And they say Microsoft never innovates anything…
Apple is taking a page from Microsoft's Windows 10 playbook and will push out its latest macOS (ex-OS X) update as an automatic download.
The Cupertino maker of the Performa 275 has confirmed to El Reg that later this week it will begin to push macOS Sierra to Mac owners who have the "automatic update" function enabled on their computers.
This feature is usually switched on to receive security fixes and feature updates as soon as possible. Now it'll cause the Sierra upgrade to automatically download onto Macs running OS X El Capitan. Users can install the package by giving the go-ahead in a dialog box.
The move comes less than two weeks after Sierra reached general availability. Up until now, users have had to seek out the update on their own by visiting Apple's Mac Store software service, where it has been posted as a front page download.
Introduced earlier this year at WWDC, Sierra has been touted for its improved integration with Apple's iOS platform, as well as its borrowing of the Siri personal assistant tool.

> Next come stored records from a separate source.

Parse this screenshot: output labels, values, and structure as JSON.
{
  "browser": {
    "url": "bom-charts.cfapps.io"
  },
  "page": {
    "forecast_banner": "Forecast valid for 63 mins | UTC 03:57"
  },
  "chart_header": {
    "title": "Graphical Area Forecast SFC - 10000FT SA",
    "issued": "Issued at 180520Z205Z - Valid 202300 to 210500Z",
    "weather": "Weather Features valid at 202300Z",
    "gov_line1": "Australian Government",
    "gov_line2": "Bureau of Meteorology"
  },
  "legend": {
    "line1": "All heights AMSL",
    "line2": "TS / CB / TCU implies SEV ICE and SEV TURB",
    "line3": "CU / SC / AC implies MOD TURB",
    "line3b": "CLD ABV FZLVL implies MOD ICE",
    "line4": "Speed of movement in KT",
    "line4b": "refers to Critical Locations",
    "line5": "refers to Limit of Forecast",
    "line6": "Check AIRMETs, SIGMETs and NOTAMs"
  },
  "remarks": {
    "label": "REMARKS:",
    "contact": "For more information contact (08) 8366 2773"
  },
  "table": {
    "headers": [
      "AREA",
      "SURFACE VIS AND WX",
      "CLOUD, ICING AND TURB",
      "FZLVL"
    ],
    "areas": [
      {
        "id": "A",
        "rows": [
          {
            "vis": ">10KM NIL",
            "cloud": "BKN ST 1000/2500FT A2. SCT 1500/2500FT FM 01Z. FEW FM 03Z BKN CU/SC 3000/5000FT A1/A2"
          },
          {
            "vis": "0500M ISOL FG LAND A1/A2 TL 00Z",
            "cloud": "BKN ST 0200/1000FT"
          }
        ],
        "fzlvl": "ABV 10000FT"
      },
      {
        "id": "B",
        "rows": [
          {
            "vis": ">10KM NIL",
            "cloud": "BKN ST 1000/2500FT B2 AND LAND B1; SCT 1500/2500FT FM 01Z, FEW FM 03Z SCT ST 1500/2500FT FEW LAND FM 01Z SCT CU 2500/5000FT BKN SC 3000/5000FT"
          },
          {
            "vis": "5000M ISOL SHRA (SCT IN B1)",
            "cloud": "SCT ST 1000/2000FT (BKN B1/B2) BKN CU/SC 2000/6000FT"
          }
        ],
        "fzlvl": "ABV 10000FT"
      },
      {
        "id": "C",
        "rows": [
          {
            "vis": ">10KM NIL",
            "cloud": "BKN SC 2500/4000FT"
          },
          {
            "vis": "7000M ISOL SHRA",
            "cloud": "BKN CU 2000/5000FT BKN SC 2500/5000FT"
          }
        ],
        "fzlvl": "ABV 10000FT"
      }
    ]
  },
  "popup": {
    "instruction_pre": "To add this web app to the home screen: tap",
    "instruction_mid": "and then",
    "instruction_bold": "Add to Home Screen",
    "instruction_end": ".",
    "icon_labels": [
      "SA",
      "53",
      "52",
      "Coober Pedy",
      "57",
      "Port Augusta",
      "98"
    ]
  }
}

To get Sierra, Mac owners will need to be running at least the Late 2009 iMac or MacBook models, the 2010 or newer MacBook Pro, MacBook Air, Mac mini, or Mac Pro. It requires at least 2GB of RAM and 8.8GB of free disk space.

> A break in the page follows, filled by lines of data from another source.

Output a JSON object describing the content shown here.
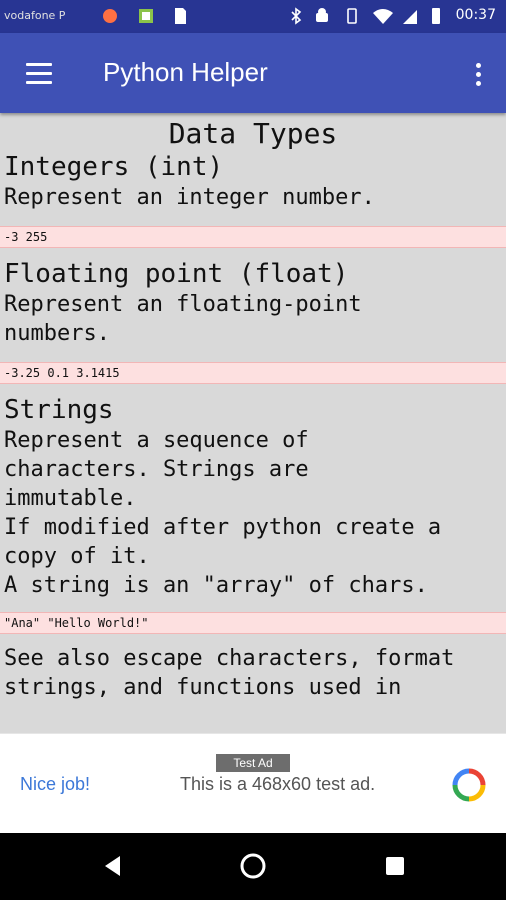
{
  "status_bar": {
    "carrier": "vodafone P",
    "time": "00:37"
  },
  "app_bar": {
    "title": "Python Helper",
    "menu_icon": "hamburger-menu-icon",
    "overflow_icon": "more-vert-icon"
  },
  "content": {
    "page_title": "Data Types",
    "sections": [
      {
        "heading": "Integers (int)",
        "description": "Represent an integer number.",
        "code": "-3 255"
      },
      {
        "heading": "Floating point (float)",
        "description": "Represent an floating-point\nnumbers.",
        "code": "-3.25 0.1 3.1415"
      },
      {
        "heading": "Strings",
        "description": "Represent a sequence of\ncharacters. Strings are\nimmutable.\nIf modified after python create a\ncopy of it.\nA string is an \"array\" of chars.",
        "code": "\"Ana\" \"Hello World!\""
      }
    ],
    "see_also": "See also escape characters, format\nstrings, and functions used in"
  },
  "ad": {
    "badge": "Test Ad",
    "headline": "Nice job!",
    "text": "This is a 468x60 test ad."
  },
  "colors": {
    "status_bar": "#283593",
    "app_bar": "#3f51b5",
    "content_bg": "#d9d9d9",
    "code_bg": "#fde0e0"
  }
}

Apple's Sierra rollout looks to be much smoother than Microsoft's disastrous Windows 10 update shove. That effort saw Microsoft roundly criticized for an update campaign that many of its customers had deemed far too pushy and deceptive.
Microsoft enraged users who wanted to keep their machines on Windows 7 and 8.1 by force-feeding them Windows 10: for many folks, the operating system would automatically download in the background and install itself, requiring just a reboot to switch across to the new OS, after months of irritating popups and sneaky dialog boxes.

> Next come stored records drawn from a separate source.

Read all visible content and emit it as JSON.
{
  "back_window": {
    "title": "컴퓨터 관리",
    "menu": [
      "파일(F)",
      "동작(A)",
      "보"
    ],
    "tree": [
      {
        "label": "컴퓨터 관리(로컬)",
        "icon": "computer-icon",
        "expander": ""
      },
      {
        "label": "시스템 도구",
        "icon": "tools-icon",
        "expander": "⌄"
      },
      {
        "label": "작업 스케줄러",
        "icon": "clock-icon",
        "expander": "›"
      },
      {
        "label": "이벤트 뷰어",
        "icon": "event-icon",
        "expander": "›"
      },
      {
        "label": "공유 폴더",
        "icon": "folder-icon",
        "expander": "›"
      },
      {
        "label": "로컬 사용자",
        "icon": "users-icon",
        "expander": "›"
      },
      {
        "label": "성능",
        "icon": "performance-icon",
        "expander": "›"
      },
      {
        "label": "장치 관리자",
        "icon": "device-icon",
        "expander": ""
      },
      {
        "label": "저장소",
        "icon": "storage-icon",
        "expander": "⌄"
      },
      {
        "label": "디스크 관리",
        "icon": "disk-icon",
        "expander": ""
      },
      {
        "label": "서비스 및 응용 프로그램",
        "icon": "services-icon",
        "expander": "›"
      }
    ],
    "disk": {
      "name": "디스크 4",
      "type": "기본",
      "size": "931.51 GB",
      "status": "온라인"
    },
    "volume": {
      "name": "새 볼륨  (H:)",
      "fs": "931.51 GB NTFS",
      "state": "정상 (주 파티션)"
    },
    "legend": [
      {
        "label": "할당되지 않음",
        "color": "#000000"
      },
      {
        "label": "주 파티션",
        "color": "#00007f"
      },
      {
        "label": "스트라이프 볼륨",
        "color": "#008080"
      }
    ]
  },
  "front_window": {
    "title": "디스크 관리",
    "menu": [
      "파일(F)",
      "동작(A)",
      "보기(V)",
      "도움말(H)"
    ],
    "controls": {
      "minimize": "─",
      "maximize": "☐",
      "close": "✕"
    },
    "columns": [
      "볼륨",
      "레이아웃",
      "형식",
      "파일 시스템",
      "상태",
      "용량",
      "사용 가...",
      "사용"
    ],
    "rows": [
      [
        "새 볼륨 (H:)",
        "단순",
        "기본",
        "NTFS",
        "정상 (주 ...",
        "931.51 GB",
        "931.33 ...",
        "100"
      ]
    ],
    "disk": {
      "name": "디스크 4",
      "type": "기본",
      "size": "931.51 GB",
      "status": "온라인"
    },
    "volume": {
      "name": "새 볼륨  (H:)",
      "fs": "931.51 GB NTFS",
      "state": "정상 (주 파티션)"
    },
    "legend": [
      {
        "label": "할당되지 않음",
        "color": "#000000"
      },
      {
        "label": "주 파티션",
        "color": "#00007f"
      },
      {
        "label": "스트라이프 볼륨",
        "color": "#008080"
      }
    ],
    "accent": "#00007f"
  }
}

Apple doesn't appear to be cramming its software as hard as Microsoft – you have to have automatic updates enabled and the storage space to take it, and you have to explicitly agree to the installation – but that's because it doesn't have to: Cupertino's customers are conditioned to be extremely loyal to the brand and take whatever Tim Cook and co hand out, whereas Microsoft has spent decades expertly fostering resentment.
As a result, Apple tends to have a much faster (and smoother) uptake for its OS updates than counterparts in the Windows world. ®